Getting sweaty might not seem appealing to people in recovery, but the benefits of an exercise program are many. For example, programs like this have a socialization aspect, meaning that the same people tend to participate in the same classes on the same days. For people who are accustomed to social opportunities that revolve around the use and abuse of drugs, this can be a remarkable change. By participating in a fitness program, they’ll make friends who are also dedicated to physical activity, and they’ll be doing something social in the company of others that has nothing to do with the use and abuse of drugs.
Fitness has also been associated with a variety of mental health benefits.
For example, in an article in the journal American Psychologist, researchers suggest that physical fitness can improve mood, allowing people to feel a little more confident and capable of handling the work that lies ahead of them. This could be due, in part, to the chemicals the brain releases during an episode of exercise. As the muscles bend and stretch, the brain releases tiny chemicals associated with pleasure and satiety. The runner’s high comes about due to these chemicals, but even small levels of exercise can help people to feel a little calmer and relaxed.
Exercise programs also provide people with an activity to fill the time. They have classes to take, nutritious meals to cook and stretches to complete. Resisting a craving is a little easier when the day is packed with activities that are rewarding, and that just can’t be skipped. For some, this is one of the most important benefits of a fitness program.

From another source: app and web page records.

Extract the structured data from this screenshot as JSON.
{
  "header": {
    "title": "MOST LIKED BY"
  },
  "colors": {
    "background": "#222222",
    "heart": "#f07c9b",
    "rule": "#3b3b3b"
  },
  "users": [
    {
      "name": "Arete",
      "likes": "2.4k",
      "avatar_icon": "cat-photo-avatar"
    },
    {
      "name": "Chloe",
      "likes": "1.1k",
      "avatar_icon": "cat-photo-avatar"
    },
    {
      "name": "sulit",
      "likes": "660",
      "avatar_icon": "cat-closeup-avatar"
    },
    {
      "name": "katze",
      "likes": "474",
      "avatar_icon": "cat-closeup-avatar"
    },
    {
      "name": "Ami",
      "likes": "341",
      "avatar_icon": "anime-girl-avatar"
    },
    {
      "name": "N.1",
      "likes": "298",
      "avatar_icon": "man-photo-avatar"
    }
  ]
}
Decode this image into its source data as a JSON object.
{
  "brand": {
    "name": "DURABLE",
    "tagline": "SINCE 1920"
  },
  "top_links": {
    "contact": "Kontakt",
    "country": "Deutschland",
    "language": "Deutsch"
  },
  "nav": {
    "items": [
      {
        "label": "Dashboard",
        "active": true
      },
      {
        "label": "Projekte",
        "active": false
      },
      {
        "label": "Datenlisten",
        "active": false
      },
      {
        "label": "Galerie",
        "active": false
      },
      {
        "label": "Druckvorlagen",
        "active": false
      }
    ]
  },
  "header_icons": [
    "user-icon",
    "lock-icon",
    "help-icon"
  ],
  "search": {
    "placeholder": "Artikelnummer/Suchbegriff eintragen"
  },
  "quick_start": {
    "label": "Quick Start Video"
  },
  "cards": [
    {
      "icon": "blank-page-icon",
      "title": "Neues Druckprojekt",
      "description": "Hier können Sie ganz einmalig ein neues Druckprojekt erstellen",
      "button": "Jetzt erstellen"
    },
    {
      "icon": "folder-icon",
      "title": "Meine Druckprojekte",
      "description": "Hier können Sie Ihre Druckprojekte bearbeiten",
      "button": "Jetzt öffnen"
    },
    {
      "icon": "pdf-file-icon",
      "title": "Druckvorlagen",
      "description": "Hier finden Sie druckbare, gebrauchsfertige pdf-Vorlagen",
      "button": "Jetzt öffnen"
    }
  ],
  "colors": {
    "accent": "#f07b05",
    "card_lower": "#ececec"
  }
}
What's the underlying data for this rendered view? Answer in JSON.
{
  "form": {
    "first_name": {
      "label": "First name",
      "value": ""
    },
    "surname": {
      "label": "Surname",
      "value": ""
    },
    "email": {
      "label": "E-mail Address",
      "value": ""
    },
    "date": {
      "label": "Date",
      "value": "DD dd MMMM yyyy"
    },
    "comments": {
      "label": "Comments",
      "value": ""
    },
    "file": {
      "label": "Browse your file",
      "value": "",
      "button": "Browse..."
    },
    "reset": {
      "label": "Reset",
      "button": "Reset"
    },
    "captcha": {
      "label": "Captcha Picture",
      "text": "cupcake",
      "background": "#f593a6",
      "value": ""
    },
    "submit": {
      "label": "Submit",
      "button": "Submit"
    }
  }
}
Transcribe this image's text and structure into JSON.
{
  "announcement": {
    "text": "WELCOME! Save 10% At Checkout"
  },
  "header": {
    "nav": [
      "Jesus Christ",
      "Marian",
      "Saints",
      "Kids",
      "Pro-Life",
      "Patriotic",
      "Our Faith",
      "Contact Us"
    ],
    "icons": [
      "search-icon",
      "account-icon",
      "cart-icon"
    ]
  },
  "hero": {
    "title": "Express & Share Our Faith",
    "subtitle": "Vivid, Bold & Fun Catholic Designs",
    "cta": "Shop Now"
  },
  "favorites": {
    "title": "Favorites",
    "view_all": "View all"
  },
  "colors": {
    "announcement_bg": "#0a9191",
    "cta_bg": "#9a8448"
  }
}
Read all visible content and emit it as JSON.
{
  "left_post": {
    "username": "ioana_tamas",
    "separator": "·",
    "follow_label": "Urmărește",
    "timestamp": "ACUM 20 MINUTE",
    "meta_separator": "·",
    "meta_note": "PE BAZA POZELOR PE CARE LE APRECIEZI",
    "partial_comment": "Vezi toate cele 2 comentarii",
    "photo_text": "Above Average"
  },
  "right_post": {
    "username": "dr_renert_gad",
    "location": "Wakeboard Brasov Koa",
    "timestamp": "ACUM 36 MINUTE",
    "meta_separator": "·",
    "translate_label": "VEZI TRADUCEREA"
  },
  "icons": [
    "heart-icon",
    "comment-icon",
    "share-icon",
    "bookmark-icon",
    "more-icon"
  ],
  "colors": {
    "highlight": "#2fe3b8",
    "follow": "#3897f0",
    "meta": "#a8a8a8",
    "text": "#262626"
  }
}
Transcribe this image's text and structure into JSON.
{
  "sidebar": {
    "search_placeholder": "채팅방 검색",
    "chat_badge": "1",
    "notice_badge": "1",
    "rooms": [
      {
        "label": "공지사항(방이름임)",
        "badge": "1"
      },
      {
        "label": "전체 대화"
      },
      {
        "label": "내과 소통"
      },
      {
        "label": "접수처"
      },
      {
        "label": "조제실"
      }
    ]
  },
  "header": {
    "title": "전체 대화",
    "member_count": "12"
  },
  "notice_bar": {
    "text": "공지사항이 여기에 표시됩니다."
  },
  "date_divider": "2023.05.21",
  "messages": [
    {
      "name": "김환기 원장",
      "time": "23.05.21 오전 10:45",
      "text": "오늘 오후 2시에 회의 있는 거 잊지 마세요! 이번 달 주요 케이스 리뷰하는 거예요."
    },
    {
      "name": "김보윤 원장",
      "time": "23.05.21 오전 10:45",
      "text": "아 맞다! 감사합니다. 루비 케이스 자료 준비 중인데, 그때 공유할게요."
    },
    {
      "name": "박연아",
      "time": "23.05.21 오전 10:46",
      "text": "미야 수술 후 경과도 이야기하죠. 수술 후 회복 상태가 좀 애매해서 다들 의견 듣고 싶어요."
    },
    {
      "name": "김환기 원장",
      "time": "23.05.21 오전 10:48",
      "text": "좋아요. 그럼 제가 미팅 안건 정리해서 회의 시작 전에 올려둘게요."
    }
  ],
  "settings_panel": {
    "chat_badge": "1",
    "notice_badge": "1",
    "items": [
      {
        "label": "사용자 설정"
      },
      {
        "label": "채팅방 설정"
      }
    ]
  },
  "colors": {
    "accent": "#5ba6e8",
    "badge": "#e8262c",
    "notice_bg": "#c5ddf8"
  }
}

While it’s common for formal addiction treatment programs to include fitness training, it can be difficult for people to adhere to the fitness plan when they’re living on their own or in a sober living community. The structure of the formal treatment program is missing, and it can be hard to get motivated without that prompt in place.
Some people hire a personal trainer, hoping that this person will spur them on to longer, stronger workouts on a regular basis. A trainer like this has no problem with the idea of motivation, and will happily call or visit a person in order to make the workout take place. That’s just part of the service provided.
Others train for a specific sporting event on their own time, knowing that they’ll have to stick with their workouts in order to prepare for the challenge that lies just a few months in the future. Writer Caleb Daniloff followed this approach, training for a marathon as he recovered from an addiction to alcohol. In the end, he chose to run in the city in which his major binges had taken place, so his run came to symbolize his recovery and his path to a new life. As this story makes clear, for some people, training for an event becomes a meaningful way to stick with a fitness program.
Even those who take things less formally can heal with exercise. They might:
Anything that keeps people moving and keeps the recovery moving forward could be a vital part of a person’s long-term plan for healing and recovery.
Many of the facilities in our sober living database provide residents with exercise equipment, while many more are located close to gyms in the community. If you’d like help in finding a facility like this, or you’d like to know more about how fitness might help you to stay on the sober path toward a new life, please call us. We have counselors who would be happy to talk.